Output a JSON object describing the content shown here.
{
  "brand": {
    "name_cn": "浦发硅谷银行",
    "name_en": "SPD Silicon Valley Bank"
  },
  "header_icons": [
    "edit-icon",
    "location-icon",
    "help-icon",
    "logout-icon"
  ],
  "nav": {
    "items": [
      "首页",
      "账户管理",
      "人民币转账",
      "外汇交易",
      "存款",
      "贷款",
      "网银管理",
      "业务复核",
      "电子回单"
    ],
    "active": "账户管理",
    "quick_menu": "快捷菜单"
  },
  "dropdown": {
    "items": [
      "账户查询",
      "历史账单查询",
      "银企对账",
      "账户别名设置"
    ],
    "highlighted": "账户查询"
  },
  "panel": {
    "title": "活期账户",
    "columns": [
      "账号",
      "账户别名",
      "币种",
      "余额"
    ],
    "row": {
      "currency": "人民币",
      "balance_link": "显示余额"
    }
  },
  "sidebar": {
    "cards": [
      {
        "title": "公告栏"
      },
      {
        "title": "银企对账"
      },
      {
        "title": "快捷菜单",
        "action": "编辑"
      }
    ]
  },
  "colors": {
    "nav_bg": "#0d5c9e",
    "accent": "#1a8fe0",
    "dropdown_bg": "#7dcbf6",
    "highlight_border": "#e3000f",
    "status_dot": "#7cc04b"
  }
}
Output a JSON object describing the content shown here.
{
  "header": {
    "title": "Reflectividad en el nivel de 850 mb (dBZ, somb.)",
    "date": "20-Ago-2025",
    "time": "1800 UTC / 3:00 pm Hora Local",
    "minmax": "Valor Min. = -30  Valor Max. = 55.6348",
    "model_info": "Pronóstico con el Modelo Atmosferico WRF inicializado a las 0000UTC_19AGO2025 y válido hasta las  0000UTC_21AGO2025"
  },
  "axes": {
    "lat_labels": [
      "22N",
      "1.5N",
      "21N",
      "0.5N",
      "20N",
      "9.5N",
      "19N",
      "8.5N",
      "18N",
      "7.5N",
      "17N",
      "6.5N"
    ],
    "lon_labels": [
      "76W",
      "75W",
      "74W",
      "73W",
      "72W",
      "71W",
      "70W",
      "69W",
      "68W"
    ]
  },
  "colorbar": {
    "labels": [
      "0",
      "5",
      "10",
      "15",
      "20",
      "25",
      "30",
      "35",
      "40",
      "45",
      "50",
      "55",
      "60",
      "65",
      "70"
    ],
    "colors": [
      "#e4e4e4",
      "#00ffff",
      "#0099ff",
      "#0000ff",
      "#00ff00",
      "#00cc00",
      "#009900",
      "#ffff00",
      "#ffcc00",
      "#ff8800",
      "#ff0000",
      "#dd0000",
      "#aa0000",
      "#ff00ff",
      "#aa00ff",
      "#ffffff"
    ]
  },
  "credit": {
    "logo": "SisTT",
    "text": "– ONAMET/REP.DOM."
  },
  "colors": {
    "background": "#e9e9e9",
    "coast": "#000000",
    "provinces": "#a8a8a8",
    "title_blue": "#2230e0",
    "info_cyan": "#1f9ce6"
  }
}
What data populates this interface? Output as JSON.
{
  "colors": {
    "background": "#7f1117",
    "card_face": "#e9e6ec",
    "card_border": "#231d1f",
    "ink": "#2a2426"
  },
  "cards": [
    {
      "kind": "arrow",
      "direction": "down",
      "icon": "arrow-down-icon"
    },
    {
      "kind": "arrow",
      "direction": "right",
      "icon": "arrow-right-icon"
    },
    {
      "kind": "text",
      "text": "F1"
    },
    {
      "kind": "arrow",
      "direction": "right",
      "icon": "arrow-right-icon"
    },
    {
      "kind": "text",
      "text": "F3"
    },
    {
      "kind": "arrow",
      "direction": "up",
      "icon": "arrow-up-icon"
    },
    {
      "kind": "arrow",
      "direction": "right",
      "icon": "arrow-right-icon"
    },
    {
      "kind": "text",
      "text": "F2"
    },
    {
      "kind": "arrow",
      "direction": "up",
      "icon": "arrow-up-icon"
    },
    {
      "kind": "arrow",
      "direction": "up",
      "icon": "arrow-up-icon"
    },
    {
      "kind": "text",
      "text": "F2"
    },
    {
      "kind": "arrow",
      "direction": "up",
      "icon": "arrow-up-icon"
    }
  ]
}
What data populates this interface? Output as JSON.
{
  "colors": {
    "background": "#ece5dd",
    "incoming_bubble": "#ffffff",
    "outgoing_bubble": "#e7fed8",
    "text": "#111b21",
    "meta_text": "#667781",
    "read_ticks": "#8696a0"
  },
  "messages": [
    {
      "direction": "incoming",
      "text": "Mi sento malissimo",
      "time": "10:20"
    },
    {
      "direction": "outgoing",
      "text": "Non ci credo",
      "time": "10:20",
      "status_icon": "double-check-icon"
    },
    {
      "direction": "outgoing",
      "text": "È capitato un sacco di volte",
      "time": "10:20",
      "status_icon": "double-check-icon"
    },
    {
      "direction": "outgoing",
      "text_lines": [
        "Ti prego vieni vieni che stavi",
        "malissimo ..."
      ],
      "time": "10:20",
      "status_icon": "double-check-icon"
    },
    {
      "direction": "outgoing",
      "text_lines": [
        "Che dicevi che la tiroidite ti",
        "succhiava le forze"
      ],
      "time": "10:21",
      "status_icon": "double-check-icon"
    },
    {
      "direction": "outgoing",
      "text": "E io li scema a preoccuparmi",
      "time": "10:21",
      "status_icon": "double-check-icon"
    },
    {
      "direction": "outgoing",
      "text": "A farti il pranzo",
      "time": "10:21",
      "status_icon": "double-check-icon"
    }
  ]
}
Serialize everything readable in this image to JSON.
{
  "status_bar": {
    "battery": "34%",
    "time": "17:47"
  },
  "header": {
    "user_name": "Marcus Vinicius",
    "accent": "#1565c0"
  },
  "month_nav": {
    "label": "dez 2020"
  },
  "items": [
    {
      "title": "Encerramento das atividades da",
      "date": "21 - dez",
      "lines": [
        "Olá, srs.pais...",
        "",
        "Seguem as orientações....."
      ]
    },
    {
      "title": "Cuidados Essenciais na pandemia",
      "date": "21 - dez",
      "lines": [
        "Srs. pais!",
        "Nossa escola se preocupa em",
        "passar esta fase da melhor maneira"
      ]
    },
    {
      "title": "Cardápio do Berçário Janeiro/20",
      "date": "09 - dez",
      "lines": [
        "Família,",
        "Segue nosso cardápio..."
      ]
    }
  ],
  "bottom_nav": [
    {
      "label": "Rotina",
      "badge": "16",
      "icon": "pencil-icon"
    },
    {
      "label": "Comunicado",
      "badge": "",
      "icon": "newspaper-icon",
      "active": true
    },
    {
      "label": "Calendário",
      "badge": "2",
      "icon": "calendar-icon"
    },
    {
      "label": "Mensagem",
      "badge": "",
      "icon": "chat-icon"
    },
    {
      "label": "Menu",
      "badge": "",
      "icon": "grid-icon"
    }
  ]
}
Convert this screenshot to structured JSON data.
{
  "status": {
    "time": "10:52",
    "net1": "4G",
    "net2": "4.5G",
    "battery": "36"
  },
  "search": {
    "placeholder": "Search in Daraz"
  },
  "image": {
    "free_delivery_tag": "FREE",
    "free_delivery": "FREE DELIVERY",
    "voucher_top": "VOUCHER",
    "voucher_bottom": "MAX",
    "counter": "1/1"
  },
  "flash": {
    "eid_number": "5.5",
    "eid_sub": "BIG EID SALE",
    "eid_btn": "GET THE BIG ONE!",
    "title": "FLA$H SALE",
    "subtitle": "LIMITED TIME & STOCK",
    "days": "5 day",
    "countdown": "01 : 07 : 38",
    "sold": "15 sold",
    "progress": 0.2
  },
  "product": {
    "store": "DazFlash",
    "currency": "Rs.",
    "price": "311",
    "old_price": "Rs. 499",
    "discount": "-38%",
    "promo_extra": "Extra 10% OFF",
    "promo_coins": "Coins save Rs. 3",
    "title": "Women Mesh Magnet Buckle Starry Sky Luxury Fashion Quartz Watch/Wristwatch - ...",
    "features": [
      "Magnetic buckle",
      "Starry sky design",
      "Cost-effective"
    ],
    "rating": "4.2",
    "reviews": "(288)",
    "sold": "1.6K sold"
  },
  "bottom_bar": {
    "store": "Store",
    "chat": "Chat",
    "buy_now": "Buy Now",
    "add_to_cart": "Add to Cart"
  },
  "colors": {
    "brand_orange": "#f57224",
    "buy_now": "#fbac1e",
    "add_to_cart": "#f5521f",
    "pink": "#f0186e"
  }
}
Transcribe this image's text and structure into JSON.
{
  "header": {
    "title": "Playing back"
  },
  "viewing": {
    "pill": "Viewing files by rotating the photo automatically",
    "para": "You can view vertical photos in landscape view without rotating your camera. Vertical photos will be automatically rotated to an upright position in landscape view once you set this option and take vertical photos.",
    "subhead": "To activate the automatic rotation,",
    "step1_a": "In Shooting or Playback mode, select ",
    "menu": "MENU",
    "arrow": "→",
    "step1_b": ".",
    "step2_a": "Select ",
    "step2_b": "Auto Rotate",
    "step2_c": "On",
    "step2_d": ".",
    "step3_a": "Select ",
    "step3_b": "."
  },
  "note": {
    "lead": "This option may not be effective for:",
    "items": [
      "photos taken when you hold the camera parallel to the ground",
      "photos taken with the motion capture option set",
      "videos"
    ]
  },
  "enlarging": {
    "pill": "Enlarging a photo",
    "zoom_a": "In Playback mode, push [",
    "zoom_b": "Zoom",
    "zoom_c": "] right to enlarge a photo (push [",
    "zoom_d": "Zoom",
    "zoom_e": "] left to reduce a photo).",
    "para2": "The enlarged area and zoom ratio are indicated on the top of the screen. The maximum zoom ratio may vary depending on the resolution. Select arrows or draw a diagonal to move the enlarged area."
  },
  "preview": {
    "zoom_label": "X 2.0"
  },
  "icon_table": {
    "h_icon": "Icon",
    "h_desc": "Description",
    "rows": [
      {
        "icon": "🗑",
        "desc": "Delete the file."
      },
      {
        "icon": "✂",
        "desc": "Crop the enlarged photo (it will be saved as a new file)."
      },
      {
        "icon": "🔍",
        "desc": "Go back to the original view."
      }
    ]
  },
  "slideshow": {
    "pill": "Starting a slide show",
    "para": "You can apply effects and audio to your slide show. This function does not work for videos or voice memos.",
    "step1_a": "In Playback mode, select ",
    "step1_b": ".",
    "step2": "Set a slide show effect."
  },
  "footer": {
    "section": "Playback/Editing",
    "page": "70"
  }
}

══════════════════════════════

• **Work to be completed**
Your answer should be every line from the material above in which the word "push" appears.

• **Exercise result**
    "zoom_a": "In Playback mode, push [",
    "zoom_c": "] right to enlarge a photo (push [",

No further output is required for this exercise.